(Materials provided Opens)
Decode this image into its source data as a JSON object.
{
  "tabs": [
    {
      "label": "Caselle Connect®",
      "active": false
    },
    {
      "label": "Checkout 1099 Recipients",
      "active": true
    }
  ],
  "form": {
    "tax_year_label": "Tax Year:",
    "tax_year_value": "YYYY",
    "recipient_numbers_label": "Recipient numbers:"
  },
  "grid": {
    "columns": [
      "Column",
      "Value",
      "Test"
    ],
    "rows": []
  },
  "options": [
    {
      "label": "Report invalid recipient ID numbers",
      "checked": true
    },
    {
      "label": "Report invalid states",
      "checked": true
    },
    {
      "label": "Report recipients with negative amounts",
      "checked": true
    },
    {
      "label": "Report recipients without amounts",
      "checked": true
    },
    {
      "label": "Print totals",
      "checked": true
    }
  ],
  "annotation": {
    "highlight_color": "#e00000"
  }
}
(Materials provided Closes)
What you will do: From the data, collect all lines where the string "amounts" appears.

Output below:
      "label": "Report recipients with negative amounts",
      "label": "Report recipients without amounts",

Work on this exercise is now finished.